Growing up on a farm teaches the value of hard work and instills an independence that is not just something to be proud of; it becomes a part of who you are as a person. It’s a trait all farm kids-turned-adults have in common.
Since most farm owners grew up on farms, it’s hard to fathom why anyone would spout about the need for work-life balance. But there is a wide disconnect between most farmers’ views of work-life balance and what the workforce is telling us today.
While you might be tempted to think it’s just a fad—as some of us thought when organics started—I’m here to tell you work-life balance isn’t just a buzz word you can ignore.
According to the 2017 Randstad Employer Brand Research Report, 45 percent of employees said good work-life balance is an important attribute when gauging the attractiveness of an organization. It came right after an attractive salary (58 percent) and long-term job security (46 percent).
As a recruiter in agriculture, I constantly hear from job seekers who would love to work on a farm but don’t think the work-life balance will work for their family. It’s not that they won’t put in some extra hours when needed, but they also know most often on farms the balance is, well, not balanced.
I can hear your sighs as you read this—members of my own family included. My concern is that we are losing too many great hires in an already tight labor market because they believe a farm can’t offer a career with a decent work-life balance.
While the seasonality of our business can’t be changed, we can change our approach to labor.
Agriculture is not alone; plenty of other industries have peaks in their cycles. Think about retail and food manufacturers around the holidays. The construction industry in northern states can’t work on projects year-round. Accounting firms are four months of the year. The labor shortage is not fixing itself anytime soon, and we can’t keep losing great candidates. We need to rethink the labor on our farms.
There are two basic problems to solve. One, how do we attract the best of the best for our full-time year-round positions? Two, how can we add supplement labor during the peak season to ensure our full-time team does not get burned out? Here are a few creative ideas from other industries and farmers to help solve these problems.

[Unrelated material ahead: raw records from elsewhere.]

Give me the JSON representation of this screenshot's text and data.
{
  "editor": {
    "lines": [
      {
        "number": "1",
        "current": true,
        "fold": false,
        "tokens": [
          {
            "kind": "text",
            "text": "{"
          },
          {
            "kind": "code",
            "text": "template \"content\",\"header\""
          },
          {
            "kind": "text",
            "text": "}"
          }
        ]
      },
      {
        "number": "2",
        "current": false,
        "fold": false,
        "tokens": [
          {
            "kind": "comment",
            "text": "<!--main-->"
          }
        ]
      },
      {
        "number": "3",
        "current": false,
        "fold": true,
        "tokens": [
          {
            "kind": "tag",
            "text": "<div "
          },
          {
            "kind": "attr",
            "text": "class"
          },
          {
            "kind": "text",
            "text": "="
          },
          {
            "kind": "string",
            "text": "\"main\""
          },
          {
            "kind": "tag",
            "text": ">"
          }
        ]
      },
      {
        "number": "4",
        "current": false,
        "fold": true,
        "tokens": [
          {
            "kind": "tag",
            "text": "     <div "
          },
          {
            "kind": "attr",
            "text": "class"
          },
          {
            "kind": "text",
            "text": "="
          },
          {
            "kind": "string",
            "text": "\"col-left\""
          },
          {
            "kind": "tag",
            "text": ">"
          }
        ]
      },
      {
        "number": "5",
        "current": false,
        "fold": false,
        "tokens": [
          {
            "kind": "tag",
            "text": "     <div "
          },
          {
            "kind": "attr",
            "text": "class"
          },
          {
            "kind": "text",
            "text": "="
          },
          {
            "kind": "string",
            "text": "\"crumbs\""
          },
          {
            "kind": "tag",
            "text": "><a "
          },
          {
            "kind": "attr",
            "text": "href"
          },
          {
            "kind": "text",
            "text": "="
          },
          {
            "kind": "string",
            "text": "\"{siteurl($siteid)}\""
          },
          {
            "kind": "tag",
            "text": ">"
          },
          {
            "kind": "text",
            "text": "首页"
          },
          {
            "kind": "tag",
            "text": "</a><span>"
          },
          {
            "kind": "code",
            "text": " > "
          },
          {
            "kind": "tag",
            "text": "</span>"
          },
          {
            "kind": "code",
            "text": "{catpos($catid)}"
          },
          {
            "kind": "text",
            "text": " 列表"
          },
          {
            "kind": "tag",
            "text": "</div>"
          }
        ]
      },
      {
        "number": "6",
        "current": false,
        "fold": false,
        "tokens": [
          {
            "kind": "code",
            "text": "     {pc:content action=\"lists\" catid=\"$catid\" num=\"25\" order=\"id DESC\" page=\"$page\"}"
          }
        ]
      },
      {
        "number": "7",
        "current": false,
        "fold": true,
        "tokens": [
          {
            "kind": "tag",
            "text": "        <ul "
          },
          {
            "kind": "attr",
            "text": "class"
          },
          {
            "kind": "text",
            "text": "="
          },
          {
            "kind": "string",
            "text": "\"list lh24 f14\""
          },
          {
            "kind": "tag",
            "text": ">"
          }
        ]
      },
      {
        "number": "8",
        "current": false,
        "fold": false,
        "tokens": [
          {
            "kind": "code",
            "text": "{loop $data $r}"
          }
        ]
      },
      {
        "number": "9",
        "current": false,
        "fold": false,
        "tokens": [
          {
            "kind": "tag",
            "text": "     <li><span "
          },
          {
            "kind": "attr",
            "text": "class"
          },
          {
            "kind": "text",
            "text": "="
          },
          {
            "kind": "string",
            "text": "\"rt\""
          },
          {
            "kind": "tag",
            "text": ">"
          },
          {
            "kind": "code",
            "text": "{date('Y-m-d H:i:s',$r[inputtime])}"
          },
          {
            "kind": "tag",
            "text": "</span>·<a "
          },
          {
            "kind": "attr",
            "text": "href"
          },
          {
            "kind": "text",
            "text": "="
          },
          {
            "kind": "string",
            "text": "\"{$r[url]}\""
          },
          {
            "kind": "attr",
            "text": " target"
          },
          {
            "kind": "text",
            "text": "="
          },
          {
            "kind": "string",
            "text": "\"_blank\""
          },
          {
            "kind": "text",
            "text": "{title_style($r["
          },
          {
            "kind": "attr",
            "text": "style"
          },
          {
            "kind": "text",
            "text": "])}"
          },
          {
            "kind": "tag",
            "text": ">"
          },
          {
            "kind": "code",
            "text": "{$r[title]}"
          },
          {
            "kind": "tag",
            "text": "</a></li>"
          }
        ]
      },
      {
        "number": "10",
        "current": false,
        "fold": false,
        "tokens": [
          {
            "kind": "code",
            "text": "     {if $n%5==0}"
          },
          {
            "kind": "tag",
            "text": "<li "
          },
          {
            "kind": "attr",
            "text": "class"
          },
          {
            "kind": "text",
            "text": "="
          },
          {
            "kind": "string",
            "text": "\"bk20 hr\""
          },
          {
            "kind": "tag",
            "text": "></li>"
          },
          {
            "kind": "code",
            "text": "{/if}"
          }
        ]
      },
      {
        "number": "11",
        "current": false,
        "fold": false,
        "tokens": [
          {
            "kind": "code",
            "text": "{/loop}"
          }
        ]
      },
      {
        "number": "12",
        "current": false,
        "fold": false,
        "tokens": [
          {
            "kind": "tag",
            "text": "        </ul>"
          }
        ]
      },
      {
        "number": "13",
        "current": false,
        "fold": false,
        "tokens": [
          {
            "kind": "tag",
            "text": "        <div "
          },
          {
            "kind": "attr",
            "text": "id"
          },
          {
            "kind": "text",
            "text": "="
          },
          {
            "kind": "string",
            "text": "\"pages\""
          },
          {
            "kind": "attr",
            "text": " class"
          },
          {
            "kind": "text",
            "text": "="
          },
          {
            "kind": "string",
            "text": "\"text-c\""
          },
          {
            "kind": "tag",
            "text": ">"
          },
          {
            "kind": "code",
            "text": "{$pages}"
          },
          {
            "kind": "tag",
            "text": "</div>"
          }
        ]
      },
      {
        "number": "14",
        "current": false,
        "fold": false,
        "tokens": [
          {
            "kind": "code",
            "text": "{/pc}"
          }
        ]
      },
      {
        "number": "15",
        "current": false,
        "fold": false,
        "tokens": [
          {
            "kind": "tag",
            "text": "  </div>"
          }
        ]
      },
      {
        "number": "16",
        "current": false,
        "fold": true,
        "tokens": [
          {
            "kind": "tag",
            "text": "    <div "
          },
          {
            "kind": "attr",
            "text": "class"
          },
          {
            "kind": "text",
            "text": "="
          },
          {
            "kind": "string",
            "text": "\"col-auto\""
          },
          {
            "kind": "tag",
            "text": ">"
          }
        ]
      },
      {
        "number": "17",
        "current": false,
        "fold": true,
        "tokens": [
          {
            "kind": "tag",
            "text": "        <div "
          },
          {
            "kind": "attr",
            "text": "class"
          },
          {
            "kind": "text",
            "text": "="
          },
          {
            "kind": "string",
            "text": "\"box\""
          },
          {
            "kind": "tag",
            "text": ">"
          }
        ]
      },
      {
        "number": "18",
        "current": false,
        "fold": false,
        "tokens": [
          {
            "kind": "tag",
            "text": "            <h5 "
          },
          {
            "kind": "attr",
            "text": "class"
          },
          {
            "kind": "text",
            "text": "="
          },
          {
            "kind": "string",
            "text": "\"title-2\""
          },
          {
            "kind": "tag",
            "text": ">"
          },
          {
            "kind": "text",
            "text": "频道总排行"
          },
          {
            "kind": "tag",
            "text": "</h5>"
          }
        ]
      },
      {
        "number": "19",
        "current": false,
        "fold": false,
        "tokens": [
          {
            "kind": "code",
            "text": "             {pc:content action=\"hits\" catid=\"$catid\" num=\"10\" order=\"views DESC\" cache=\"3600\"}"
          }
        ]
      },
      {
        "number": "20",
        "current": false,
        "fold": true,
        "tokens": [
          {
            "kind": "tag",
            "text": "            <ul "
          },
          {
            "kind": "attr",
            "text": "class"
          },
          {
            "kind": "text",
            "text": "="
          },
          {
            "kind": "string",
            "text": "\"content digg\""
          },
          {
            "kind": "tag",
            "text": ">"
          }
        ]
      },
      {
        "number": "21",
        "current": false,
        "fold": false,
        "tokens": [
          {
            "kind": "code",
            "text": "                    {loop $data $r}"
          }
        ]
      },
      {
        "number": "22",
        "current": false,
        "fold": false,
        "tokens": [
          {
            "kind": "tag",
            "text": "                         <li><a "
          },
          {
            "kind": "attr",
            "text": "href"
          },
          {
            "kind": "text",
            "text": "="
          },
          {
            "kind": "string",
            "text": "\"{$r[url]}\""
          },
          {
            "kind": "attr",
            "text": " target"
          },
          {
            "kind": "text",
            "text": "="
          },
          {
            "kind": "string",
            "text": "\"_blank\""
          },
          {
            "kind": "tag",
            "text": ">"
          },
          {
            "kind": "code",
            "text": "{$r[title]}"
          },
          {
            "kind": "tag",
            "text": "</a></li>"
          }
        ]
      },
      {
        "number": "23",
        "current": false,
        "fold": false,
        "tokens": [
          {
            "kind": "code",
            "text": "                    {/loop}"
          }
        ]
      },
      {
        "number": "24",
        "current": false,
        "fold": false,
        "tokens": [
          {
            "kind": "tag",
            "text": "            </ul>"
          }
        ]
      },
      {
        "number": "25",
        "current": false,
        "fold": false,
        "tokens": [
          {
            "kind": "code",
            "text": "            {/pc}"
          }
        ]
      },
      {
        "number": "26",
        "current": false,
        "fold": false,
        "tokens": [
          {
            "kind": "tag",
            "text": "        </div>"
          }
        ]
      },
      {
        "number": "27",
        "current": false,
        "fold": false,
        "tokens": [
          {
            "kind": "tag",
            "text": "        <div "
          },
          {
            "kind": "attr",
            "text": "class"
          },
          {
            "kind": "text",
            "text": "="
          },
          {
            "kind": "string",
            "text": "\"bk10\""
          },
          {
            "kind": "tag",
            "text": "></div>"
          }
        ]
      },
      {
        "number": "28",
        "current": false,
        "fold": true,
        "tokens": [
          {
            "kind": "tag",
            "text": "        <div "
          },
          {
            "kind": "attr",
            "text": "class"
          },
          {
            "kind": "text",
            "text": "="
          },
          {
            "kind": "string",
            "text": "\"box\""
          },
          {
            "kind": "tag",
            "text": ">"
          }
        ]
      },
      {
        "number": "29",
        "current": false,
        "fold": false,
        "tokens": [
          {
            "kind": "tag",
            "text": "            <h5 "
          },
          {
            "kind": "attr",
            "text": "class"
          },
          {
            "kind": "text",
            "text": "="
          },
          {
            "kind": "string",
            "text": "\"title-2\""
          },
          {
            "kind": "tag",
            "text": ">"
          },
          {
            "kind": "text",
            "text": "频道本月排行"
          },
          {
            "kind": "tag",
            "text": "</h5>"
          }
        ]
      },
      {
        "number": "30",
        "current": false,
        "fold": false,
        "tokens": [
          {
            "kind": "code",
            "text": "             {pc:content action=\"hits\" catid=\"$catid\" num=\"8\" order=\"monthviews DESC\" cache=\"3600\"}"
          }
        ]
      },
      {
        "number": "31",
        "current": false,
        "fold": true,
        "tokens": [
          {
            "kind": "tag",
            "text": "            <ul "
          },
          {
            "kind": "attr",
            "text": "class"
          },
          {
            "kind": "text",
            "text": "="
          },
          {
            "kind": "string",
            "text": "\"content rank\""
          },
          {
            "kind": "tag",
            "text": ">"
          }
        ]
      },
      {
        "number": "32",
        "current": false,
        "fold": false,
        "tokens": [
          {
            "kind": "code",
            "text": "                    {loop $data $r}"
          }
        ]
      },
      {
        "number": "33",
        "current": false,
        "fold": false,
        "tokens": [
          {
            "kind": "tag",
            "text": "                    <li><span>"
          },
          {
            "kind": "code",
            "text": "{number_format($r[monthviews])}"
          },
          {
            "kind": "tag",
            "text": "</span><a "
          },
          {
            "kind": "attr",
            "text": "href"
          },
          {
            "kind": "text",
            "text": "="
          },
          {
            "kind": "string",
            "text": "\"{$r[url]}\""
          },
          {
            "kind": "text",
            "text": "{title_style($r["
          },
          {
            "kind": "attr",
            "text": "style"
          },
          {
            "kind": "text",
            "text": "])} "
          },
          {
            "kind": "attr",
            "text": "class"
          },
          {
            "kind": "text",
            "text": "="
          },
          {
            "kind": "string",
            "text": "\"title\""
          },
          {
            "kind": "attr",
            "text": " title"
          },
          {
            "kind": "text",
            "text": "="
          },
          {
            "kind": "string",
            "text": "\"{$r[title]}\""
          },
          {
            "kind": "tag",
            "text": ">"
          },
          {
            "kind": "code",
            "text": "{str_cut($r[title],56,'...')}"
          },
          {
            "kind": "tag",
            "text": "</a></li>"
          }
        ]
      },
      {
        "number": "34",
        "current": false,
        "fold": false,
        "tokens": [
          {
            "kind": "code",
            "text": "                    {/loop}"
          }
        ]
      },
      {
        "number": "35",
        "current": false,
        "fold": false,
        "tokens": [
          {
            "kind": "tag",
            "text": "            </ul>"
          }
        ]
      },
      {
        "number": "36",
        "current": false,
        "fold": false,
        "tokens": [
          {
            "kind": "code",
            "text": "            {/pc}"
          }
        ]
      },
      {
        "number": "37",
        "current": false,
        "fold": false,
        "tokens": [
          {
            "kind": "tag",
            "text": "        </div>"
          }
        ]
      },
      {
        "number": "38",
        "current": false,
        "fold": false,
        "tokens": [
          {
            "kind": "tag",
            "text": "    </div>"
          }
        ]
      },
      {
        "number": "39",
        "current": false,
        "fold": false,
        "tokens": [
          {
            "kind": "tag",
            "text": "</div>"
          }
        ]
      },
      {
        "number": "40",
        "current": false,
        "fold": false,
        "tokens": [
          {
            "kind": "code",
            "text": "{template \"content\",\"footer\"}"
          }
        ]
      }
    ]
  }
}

Retirees are a great resource for additional staff during the peak season. They care about the equipment, are punctual, and don’t want to be year-round employees. The only challenge is how to find retirees. They aren’t looking on job boards. To be successful, you need to focus on word-of-mouth. Talk with anyone and everyone in the community about your opportunity.
If there’s a college or university near you, students are typically looking for evening job opportunities. This allows your full-time team to leave work and not work into the late hours of the night. Most students look for jobs on a website called Handshake. It would be beneficial to post your job there to attract more college students. Since students also use various forms of social media, social media advertisements are another good way to target these candidates.
Partner with another industry
Partnering with another company can be a hidden opportunity. For example, a company in Nebraska hires seasonal soil samplers from another company that lays off their employees at the same time of the year. These companies encourage employees to work for each other during the opposite season. Look at your individual market to see which companies are nearby and learn about their typical seasons and work schedules. If a local company has structured hours from 6 a.m. to 3 p.m., you can target employees who want extra hours from 4 p.m. or later.
H-2A employees are another great resource, although it comes with a set of challenges. It can be difficult to predict and commit to how long the season will be, and you’ll also need to stay in compliance with housing and pay rules.
Your local staffing firm, which comes with a higher price tag, can take away the burden of finding employees and keeps the employees on their payroll. When you want to let someone go, the staffing firms takes care of everything.
Remember, work-life balance is different for everyone. Not all employees need or want the same hours. For example, we work with one agricultural equipment dealership that develops custom plans by employee. If employees want to work between 40 to 45 hours per week, the dealership will honor their schedules. If a technician wants to work extra hours, then the person can do so. Talk to your employees to understand their desired schedules.
The most important part of the work-life balance is creating a schedule that fits their needs. — Lori Culler, DTN farm business adviser